→ What to work on
Determine the number of lines in the data that contain "LUISA", and write only that number.

→ Records for the task
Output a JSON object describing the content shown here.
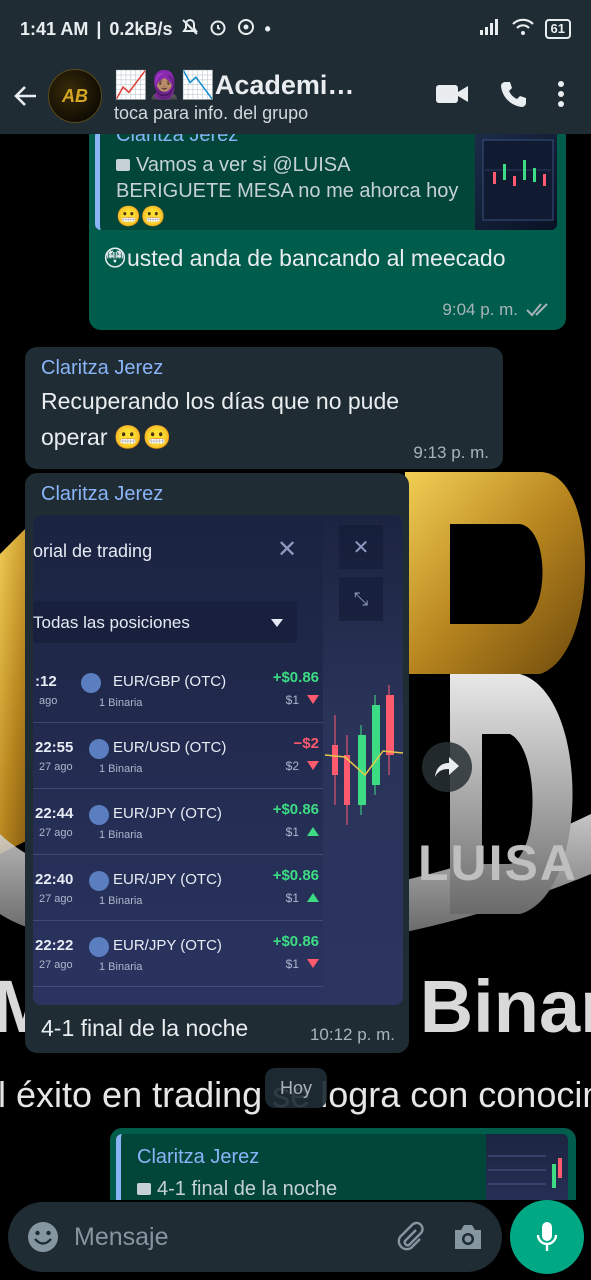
{
  "status": {
    "time": "1:41 AM",
    "speed": "0.2kB/s",
    "battery": "61"
  },
  "header": {
    "avatar_text": "AB",
    "title": "📈🧕🏽📉Academia...",
    "subtitle": "toca para info. del grupo"
  },
  "messages": {
    "m1": {
      "quote_sender": "Claritza Jerez",
      "quote_text": "Vamos a ver si @LUISA BERIGUETE MESA no me ahorca hoy 😬😬",
      "text": "😳usted anda de bancando al meecado",
      "time": "9:04 p. m."
    },
    "m2": {
      "sender": "Claritza Jerez",
      "text": "Recuperando los días que no pude operar 😬😬",
      "time": "9:13 p. m."
    },
    "m3": {
      "sender": "Claritza Jerez",
      "caption": "4-1 final de la noche",
      "time": "10:12 p. m.",
      "image": {
        "panel_title": "orial de trading",
        "filter": "Todas las posiciones",
        "trades": [
          {
            "time": ":12",
            "date": "ago",
            "pair": "EUR/GBP (OTC)",
            "type": "1 Binaria",
            "pl": "+$0.86",
            "amount": "$1",
            "dir": "down"
          },
          {
            "time": "22:55",
            "date": "27 ago",
            "pair": "EUR/USD (OTC)",
            "type": "1 Binaria",
            "pl": "−$2",
            "amount": "$2",
            "dir": "down"
          },
          {
            "time": "22:44",
            "date": "27 ago",
            "pair": "EUR/JPY (OTC)",
            "type": "1 Binaria",
            "pl": "+$0.86",
            "amount": "$1",
            "dir": "up"
          },
          {
            "time": "22:40",
            "date": "27 ago",
            "pair": "EUR/JPY (OTC)",
            "type": "1 Binaria",
            "pl": "+$0.86",
            "amount": "$1",
            "dir": "up"
          },
          {
            "time": "22:22",
            "date": "27 ago",
            "pair": "EUR/JPY (OTC)",
            "type": "1 Binaria",
            "pl": "+$0.86",
            "amount": "$1",
            "dir": "down"
          }
        ]
      }
    },
    "m4": {
      "quote_sender": "Claritza Jerez",
      "quote_text": "4-1 final de la noche"
    }
  },
  "wallpaper": {
    "brand_word": "LUISA",
    "line1": "Maestría en Binar",
    "line2": "l éxito en trading se logra con conocimie"
  },
  "day_chip": "Hoy",
  "input": {
    "placeholder": "Mensaje"
  },
  "colors": {
    "header_bg": "#1f2c34",
    "outgoing_bubble": "#005c4b",
    "incoming_bubble": "#1f2c34",
    "accent": "#00a884",
    "sender_name": "#8ab4f8",
    "profit": "#3ddc84",
    "loss": "#ff5a6e"
  }
}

→ Response to the exercise
2